You mean you don’t remember your dad’s second cousin’s neighbor aunty? She took care of you all the time when you were 3 months old!
10. Your marriage or lack thereof is open to discussion by ANYONE.
People you haven’t seen for years will have no qualms about asking you right out why you aren’t married, when you’re getting married, why don’t you have kids, or want more kids than you have already.
11. Your every move is going to be observed.
People are going to be watching you like hawks, waiting for the first thing they can criticize or make a point about.
12. You’re expected to pay for everything.
You’re automatically expected to pick up the check wherever you go. After all, you’re the one who brought your fancy ass back from abroad.
13. You’re resented by your relatives for being different, while also held as an example for their kids.
They don’t like the fact that you are different. Then other times they’re telling their kids to be more like you. It can be very confusing and not always logical.
14. You don’t want to see the “posh” places everyone wants to show you.
Your relatives are going to try to show you the fancy restaurants and hangouts, and you really won’t care because you’ve seen a hundred of those where you came from. Show me the dhabas, the roadside restaurants that serve the best niharis, and the open beaches.
That’s the stuff I’m interested in.
15. Pushy salesmen.
People who try to sell you stuff in the streets won’t easily take no for an answer, and will actually follow you down the road to get you to buy something.
16. You get offered more food than any human can consume.
The hundred relatives you have to visit will offer you so much food, with so much enthusiasm, that even though it’s not humanly possible for anyone to eat that much, you’ll feel guilty about turning it down.
17. You learn weird and funny things about your parents’ past.
You’re going to hear the strangest stories about your parents from relatives, like the time your dad snuck out of the house to watch a movie when he should have been studying, or the time your mom glued flowers to her hair and then couldn’t get them off.

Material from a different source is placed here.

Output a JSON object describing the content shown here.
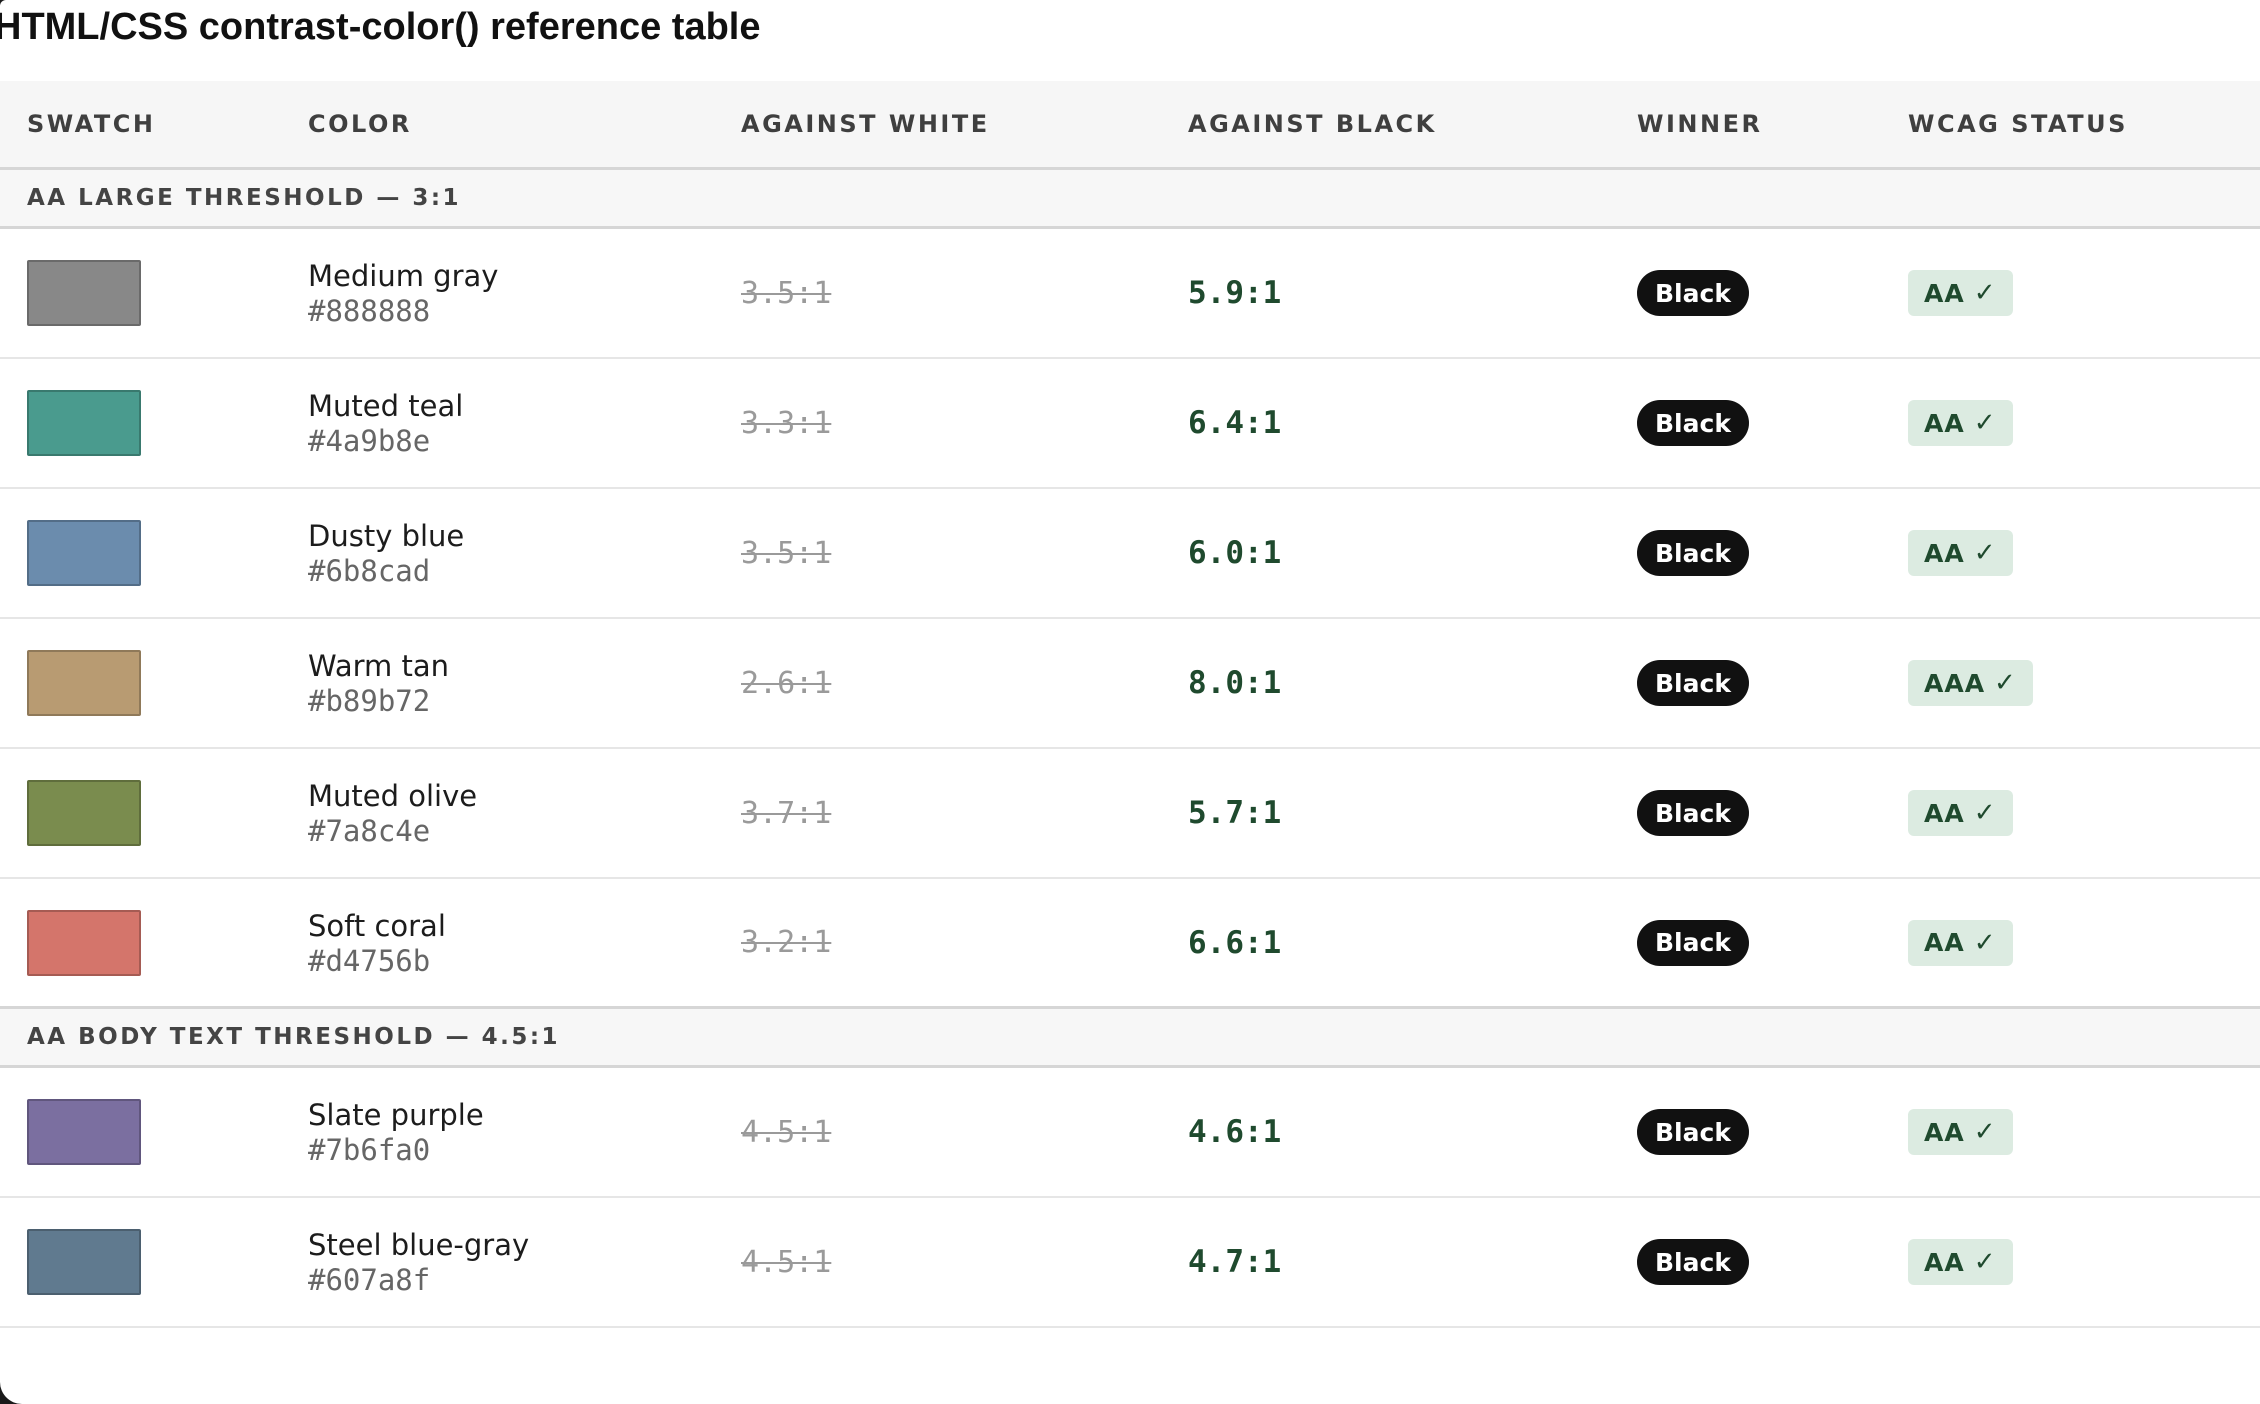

18. If you follow all the rules, you’re too naïve (read: stupid).
Nobody has ‘high-minded ideas’ like insisting you should be on time for things or queueing in line and waiting for your turn.
19. Your fluency in your native language or your general knowledge about your country are treated like academic achievements.
There’s this belief that kids who’ve lived abroad are:
1. Always bad at their native language,
2. And have very little knowledge of their home country.
So, if you show the least bit of aptitude in either one people are going to be surprised and treat you like you’ve won some secret contest.
20. The hugs are coming, and you can’t escape.
Personal space is not a thing. People are going to hug you, it doesn’t matter if you like it or not, you’re being hugged. Otherwise you might seriously offend them or even cause an argument. Just grin and bear it.
21. The meninists. All of the meninists.
You’re going to have to deal with men, even if they’re only 16, mansplaining the simplest things to you or expecting you to not be able to handle yourself because you’re female.
The worst part is that not all meninists are going to be men. Some women are just as emphatic about being anti-feminist.
22. Even very young kids will have full-blown political opinions.
You might overhear a conversation among very young kids, and it will be an all-out, highly opinionated, and heated debate about some political issue.
23. Everything is inexpensive. Everything.
The discounts and prices you will find things at will amaze and delight you.
24. The mangoes.
The only explanation possible for them is that beams of sunshine and rainbows got together to make the heavenly fruit that are the mangoes of Pakistan.
25. Everyone speaks a language that you understand.
There’s something very comforting that there is no language barrier. This entire populace speaks a language you know and is yours.